RECORDS SUPPLIED:
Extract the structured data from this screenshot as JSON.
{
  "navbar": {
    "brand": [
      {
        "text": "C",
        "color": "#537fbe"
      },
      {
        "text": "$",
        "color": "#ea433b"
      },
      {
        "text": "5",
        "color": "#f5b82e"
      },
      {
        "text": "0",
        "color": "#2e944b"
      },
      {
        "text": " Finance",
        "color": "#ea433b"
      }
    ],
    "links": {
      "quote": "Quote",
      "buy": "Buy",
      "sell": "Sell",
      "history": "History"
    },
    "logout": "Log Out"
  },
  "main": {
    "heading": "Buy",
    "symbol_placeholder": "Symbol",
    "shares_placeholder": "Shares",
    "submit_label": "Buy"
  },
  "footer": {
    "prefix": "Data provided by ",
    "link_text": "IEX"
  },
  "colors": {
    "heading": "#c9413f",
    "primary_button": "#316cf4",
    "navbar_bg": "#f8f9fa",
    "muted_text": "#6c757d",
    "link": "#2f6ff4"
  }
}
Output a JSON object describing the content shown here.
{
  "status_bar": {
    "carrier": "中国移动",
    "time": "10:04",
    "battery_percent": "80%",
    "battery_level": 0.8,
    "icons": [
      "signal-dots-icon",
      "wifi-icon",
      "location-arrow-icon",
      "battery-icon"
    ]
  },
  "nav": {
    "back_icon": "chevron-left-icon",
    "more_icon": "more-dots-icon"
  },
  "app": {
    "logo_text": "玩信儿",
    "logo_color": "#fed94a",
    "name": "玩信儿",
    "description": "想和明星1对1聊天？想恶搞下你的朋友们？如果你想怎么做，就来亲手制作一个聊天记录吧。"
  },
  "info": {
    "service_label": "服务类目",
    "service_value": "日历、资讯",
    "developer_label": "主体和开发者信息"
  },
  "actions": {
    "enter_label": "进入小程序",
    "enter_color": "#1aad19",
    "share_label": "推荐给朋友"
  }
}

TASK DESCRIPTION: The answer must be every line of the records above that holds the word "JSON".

SOLVED PROBLEM:
Extract the structured data from this screenshot as JSON.
Output a JSON object describing the content shown here.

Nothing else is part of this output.